  • Why FreeBSD Doesn't Aim For OpenMP Support Out-Of-The-Box

Security Leftovers

  • FBI detects breaches against two state voter systems
    The Federal Bureau of Investigation has found breaches in Illinois and Arizona's voter registration databases and is urging states to increase computer security ahead of the Nov. 8 presidential election, according to a U.S. official familiar with the probe. The official, speaking on condition of anonymity, said on Monday that investigators were also seeking evidence of whether other states may have been targeted. The FBI warning in an Aug. 18 flash alert from the agency's Cyber Division did not identify the intruders or the two states targeted. Reuters obtained a copy of the document after Yahoo News first reported the story Monday.
  • Russians Hacked Two U.S. Voter Databases, Say Officials [Ed: blaming without evidence again]
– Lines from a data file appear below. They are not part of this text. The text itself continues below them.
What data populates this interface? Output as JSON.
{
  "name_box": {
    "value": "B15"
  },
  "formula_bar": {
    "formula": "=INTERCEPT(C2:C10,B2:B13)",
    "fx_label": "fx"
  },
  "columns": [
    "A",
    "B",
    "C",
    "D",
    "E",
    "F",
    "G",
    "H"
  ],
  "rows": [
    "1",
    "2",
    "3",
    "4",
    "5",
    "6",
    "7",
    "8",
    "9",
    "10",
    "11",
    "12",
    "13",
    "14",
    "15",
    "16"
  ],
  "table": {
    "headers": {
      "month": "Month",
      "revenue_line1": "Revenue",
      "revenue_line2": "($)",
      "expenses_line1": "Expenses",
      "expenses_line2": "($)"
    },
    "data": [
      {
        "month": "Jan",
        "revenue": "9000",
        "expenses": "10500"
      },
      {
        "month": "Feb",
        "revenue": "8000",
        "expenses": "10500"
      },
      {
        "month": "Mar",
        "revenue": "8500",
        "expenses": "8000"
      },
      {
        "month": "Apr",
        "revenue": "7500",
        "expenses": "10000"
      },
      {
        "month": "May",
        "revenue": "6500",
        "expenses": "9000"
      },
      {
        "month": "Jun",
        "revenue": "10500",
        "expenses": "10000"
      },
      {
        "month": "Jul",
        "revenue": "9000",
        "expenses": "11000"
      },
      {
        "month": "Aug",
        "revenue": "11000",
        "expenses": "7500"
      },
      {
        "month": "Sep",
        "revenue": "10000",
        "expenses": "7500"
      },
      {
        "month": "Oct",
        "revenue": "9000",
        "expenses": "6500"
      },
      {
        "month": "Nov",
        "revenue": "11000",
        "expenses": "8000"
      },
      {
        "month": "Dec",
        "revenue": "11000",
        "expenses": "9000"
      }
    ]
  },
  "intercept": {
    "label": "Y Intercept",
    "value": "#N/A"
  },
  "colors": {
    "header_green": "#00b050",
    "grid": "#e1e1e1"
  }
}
    Two other officials said that U.S. intelligence agencies have not yet concluded that the Russian government is trying to do that, but they are worried about it.
  • FBI Says Foreign Hackers Got Into Election Computers
    We've written probably hundreds of stories on just what a dumb idea electronic voting systems are, highlighting how poorly implemented they are, and how easily hacked. And, yet, despite lots of security experts sounding the alarm over and over again, you still get election officials ridiculously declaring that their own systems are somehow hack proof. And now, along comes the FBI to alert people that it's discovered at least two state election computer systems have been hacked already, and both by foreign entities.
  • Researchers Reveal SDN Security Vulnerability, Propose Solution
    Three Italian researchers have published a paper highlighting a security vulnerability in software-defined networking (SDN) that isn't intrinsic to legacy networks. It's not a showstopper, though, and they propose a solution to protect against it. "It" is a new attack they call Know Your Enemy (KYE), through which the bad guys could potentially collect information about a network, such as security tool configuration data that could, for example, reveal attack detection thresholds for network security scanning tools. Or the collected information could be more general in nature, such as quality-of-service or network virtualization policies.
  • NV Gains Momentum for a Secure DMZ
    When it comes to making the shift to network virtualization (NV) and software-defined networking (SDN), one of the approaches gaining momentum is using virtualization technology to build a secure demilitarized zone (DMZ) in the data center. Historically, there have been two major drawbacks to deploying firewalls as a secure mechanism inside a data center. The first is the impact a physical hardware appliance has on application performance once another network hop gets introduced. The second is the complexity associated with managing the firewall rules. NV technologies make it possible to employ virtual firewalls that can be attached to specific applications and segregate them based on risk. This is the concept of building a secure DMZ in the data center. The end result is that the virtual firewall is not only capable of examining every packet associated with a specific application, but keeping track of what specific firewall rules are associated with a particular application becomes much simpler.